A new study exploring chlorofluorocarbons is published in Nature.
Prof Piers Forster, Director of the Priestley International Centre for Climate at the University of Leeds, said:
“This is atmospheric detective work at its finest. Looking at detailed observations of north-south gradients in gases and combining this with careful atmospheric chemistry modelling, the authors have pinpointed a new source of CFC-11 to east Asia, breaking Montreal Protocol rules. Such detailed forensic analysis really shows how far our science has come. I’m hopeful we can quickly find the source and close it down.”
Prof Joanna Haigh FRS, Professor of Atmospheric Physics at the Grantham Institute, Imperial College London, said:
“This is a worrying result. Chlorofluorocarbons were responsible for the development of the springtime Antarctic ozone hole and a very slow reduction in its area has been cautiously ascribed to the Montreal Protocol beginning to take effect. However, at other locations, observations have suggested an unexplained continuing decline and these now need to be reassessed in the light of this new evidence.
“Perhaps even more serious is the role of CFCs as long-lived greenhouse gases (GHGs): around 20 years ago they were responsible for around 10% of human-induced GHG warming. An ongoing increase in halocarbons would seriously compromise concerted international efforts on climate change through the reduction of emissions of carbon dioxide and other GHGs.
“An important question which arises from the conclusions of the paper, if correct, is how compliance with international environmental treaties should be monitored or policed. Again with serious implications for future action under the UNFCCC agreement on decarbonisation.”
Prof Martyn Chipperfield, Professor of Atmospheric Chemistry at the University of Leeds, said:
“The observations are puzzling rather than alarming. Atmospheric chlorine levels are still decreasing but more slowly than expected. This will cause some delay in the recovery of the ozone layer from past depletion, but that recovery will still happen. Nevertheless, scientists and policy makes will want to understand the cause of these unexpected CFC-11 emissions.
“This works highlights the importance of maintaining a global observation network to monitor gases such as CFCs. It is reassuring that the observations are able to detect these small, unexpected changes in CFC decay rates and alert us to this issue in good time.”
Dr Paul Young, Atmospheric Scientist at Lancaster University, said:

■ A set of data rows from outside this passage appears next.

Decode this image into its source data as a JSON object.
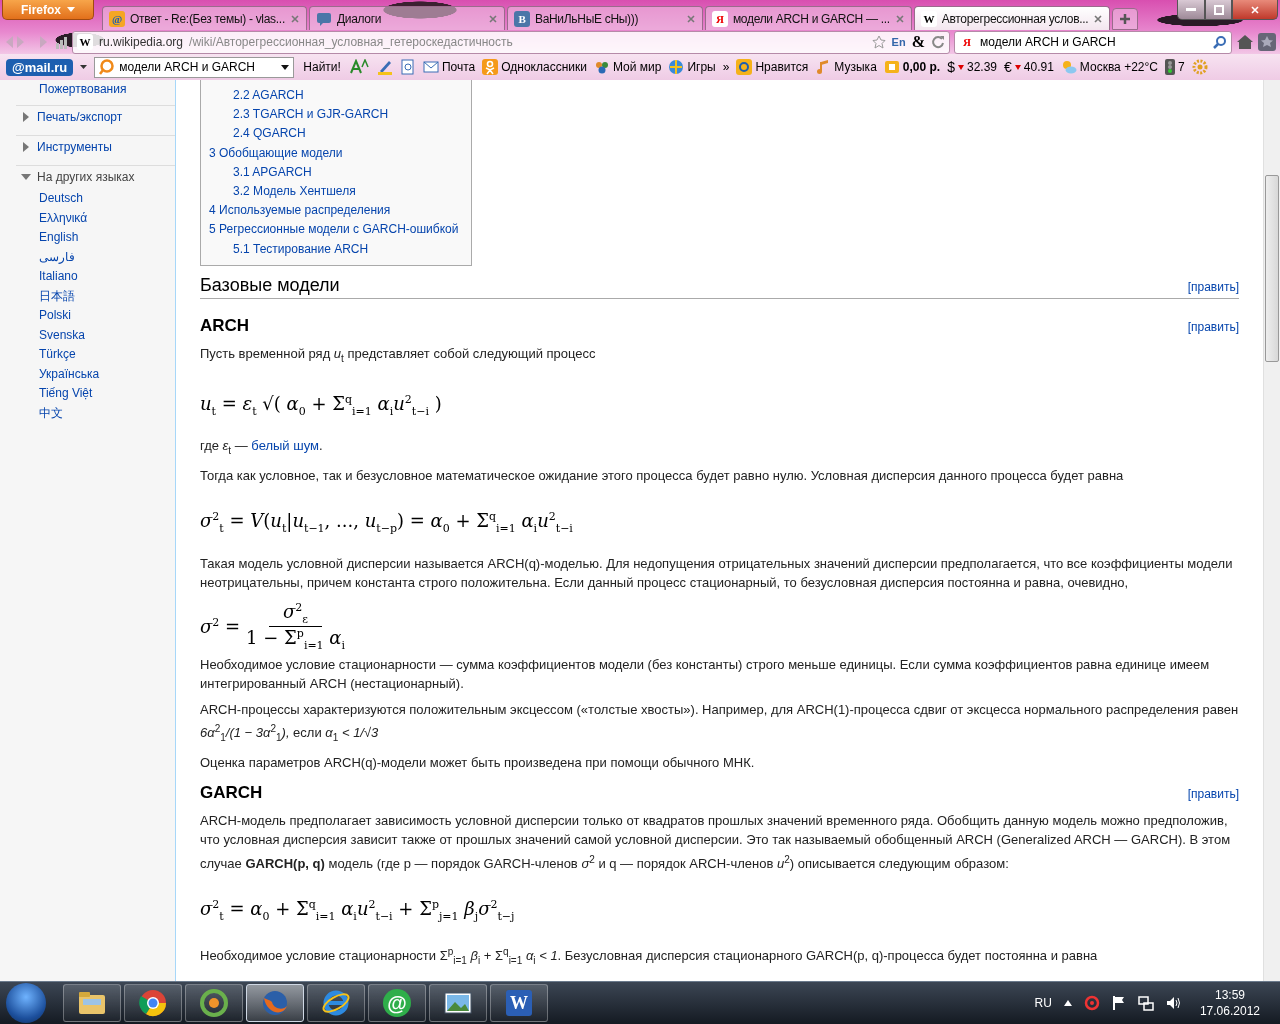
{
  "browser": {
    "menu_button": "Firefox",
    "tabs": [
      {
        "title": "Ответ - Re:(Без темы) - vlas...",
        "selected": false,
        "icon": {
          "kind": "mail",
          "text": "@"
        }
      },
      {
        "title": "Диалоги",
        "selected": false,
        "icon": {
          "kind": "chat"
        }
      },
      {
        "title": "ВаНиЛьНыЕ сНы)))",
        "selected": false,
        "icon": {
          "kind": "vk",
          "text": "B"
        }
      },
      {
        "title": "модели ARCH и GARCH — ...",
        "selected": false,
        "icon": {
          "kind": "yandex",
          "text": "Я"
        }
      },
      {
        "title": "Авторегрессионная услов...",
        "selected": true,
        "icon": {
          "kind": "wiki",
          "text": "W"
        }
      }
    ],
    "address": {
      "favicon": "W",
      "host": "ru.wikipedia.org",
      "path": "/wiki/Авторегрессионная_условная_гетероскедастичность",
      "ime": "En",
      "amp": "&"
    },
    "search": {
      "engine": "Я",
      "value": "модели ARCH и GARCH"
    }
  },
  "mail_toolbar": {
    "logo": "@mail.ru",
    "search_value": "модели ARCH и GARCH",
    "find_button": "Найти!",
    "items": [
      {
        "kind": "mail",
        "label": "Почта"
      },
      {
        "kind": "ok",
        "label": "Одноклассники"
      },
      {
        "kind": "world",
        "label": "Мой мир"
      },
      {
        "kind": "games",
        "label": "Игры"
      },
      {
        "kind": "more",
        "label": "»"
      },
      {
        "kind": "like",
        "label": "Нравится"
      },
      {
        "kind": "music",
        "label": "Музыка"
      },
      {
        "kind": "wallet",
        "label": "0,00 р."
      },
      {
        "kind": "currency",
        "symbol": "$",
        "label": "32.39"
      },
      {
        "kind": "currency",
        "symbol": "€",
        "label": "40.91"
      },
      {
        "kind": "weather",
        "label": "Москва +22°C"
      },
      {
        "kind": "traffic",
        "label": "7"
      }
    ]
  },
  "sidebar": {
    "top_link": "Пожертвования",
    "sections": [
      {
        "label": "Печать/экспорт",
        "expanded": false
      },
      {
        "label": "Инструменты",
        "expanded": false
      },
      {
        "label": "На других языках",
        "expanded": true,
        "items": [
          "Deutsch",
          "Ελληνικά",
          "English",
          "فارسی",
          "Italiano",
          "日本語",
          "Polski",
          "Svenska",
          "Türkçe",
          "Українська",
          "Tiếng Việt",
          "中文"
        ]
      }
    ]
  },
  "toc": [
    {
      "children": [
        {
          "label": "2.2 AGARCH"
        },
        {
          "label": "2.3 TGARCH и GJR-GARCH"
        },
        {
          "label": "2.4 QGARCH"
        }
      ]
    },
    {
      "label": "3 Обобщающие модели",
      "children": [
        {
          "label": "3.1 APGARCH"
        },
        {
          "label": "3.2 Модель Хентшеля"
        }
      ]
    },
    {
      "label": "4 Используемые распределения"
    },
    {
      "label": "5 Регрессионные модели с GARCH-ошибкой",
      "children": [
        {
          "label": "5.1 Тестирование ARCH"
        }
      ]
    }
  ],
  "article": [
    {
      "kind": "h2",
      "text": "Базовые модели",
      "edit": "[править]"
    },
    {
      "kind": "h3",
      "text": "ARCH",
      "edit": "[править]"
    },
    {
      "kind": "p",
      "text": "Пусть временной ряд *u*$_{t}$ представляет собой следующий процесс"
    },
    {
      "kind": "formula",
      "text": "*u*$_{t}$ = *ε*$_{t}$ √( *α*$_{0}$ + Σ$^{q}$$_{i=1}$ *α*$_{i}$*u*$^{2}$$_{t−i}$ )"
    },
    {
      "kind": "p",
      "text": "где *ε*$_{t}$ —",
      "link": "белый шум",
      "tail": "."
    },
    {
      "kind": "p",
      "text": "Тогда как условное, так и безусловное математическое ожидание этого процесса будет равно нулю. Условная дисперсия данного процесса будет равна"
    },
    {
      "kind": "formula",
      "text": "*σ*$^{2}$$_{t}$ = *V*(*u*$_{t}$|*u*$_{t−1}$, ..., *u*$_{t−p}$) = *α*$_{0}$ + Σ$^{q}$$_{i=1}$ *α*$_{i}$*u*$^{2}$$_{t−i}$"
    },
    {
      "kind": "p",
      "text": "Такая модель условной дисперсии называется ARCH(q)-моделью. Для недопущения отрицательных значений дисперсии предполагается, что все коэффициенты модели неотрицательны, причем константа строго положительна. Если данный процесс стационарный, то безусловная дисперсия постоянна и равна, очевидно,"
    },
    {
      "kind": "fraction",
      "lhs": "*σ*$^{2}$ =",
      "numerator": "*σ*$^{2}$$_{ε}$",
      "denominator": "1 − Σ$^{p}$$_{i=1}$ *α*$_{i}$"
    },
    {
      "kind": "p",
      "text": "Необходимое условие стационарности — сумма коэффициентов модели (без константы) строго меньше единицы. Если сумма коэффициентов равна единице имеем интегрированный ARCH (нестационарный)."
    },
    {
      "kind": "p",
      "text": "ARCH-процессы характеризуются положительным эксцессом («толстые хвосты»). Например, для ARCH(1)-процесса сдвиг от эксцесса нормального распределения равен *6α*$^{2}$$_{1}$*/(1 − 3α*$^{2}$$_{1}$*),* если *α*$_{1}$ *< 1/√3*"
    },
    {
      "kind": "p",
      "text": "Оценка параметров ARCH(q)-модели может быть произведена при помощи обычного МНК."
    },
    {
      "kind": "h3",
      "text": "GARCH",
      "edit": "[править]"
    },
    {
      "kind": "p",
      "text": "ARCH-модель предполагает зависимость условной дисперсии только от квадратов прошлых значений временного ряда. Обобщить данную модель можно предположив, что условная дисперсия зависит также от прошлых значений самой условной дисперсии. Это так называемый обобщенный ARCH (Generalized ARCH — GARCH). В этом случае **GARCH(p, q)** модель (где p — порядок GARCH-членов *σ*$^{2}$ и q — порядок ARCH-членов *u*$^{2}$) описывается следующим образом:"
    },
    {
      "kind": "formula",
      "text": "*σ*$^{2}$$_{t}$ = *α*$_{0}$ + Σ$^{q}$$_{i=1}$ *α*$_{i}$*u*$^{2}$$_{t−i}$ + Σ$^{p}$$_{j=1}$ *β*$_{j}$*σ*$^{2}$$_{t−j}$"
    },
    {
      "kind": "p",
      "text": "Необходимое условие стационарности Σ$^{p}$$_{i=1}$ *β*$_{i}$ + Σ$^{q}$$_{i=1}$ *α*$_{i}$ *< 1*. Безусловная дисперсия стационарного GARCH(p, q)-процесса будет постоянна и равна"
    }
  ],
  "taskbar": {
    "apps": [
      {
        "kind": "folder",
        "selected": false
      },
      {
        "kind": "globe",
        "selected": false
      },
      {
        "kind": "flower",
        "selected": false
      },
      {
        "kind": "fox",
        "selected": true
      },
      {
        "kind": "ie",
        "selected": false
      },
      {
        "kind": "agent",
        "selected": false,
        "text": "@"
      },
      {
        "kind": "photo",
        "selected": false
      },
      {
        "kind": "word",
        "selected": false,
        "text": "W"
      }
    ],
    "lang": "RU",
    "time": "13:59",
    "date": "17.06.2012"
  }
}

“The Montreal Protocol has been rightly hailed as our most successful international environmental treaty, so the suggestion that there are possibly continued, unreported emissions of CFCs is certainly troubling and needs further investigation. What this work also demonstrates is that there is tremendous value in the long term observations, both for scientific understanding and assessing whether there is compliance with environmental treaties and legislation.”
* ‘An unexpected and persistent increase in global emissions of ozone-depleting CFC-11’ by Stephen A. Montzka et al. published in Nature on Wednesday 16 May.
Prof Joanna Haigh: “No interests to declare.”
Prof Piers Forster: “No interests to declare.”
Dr Paul Young: “No interests to declare.”
No others received.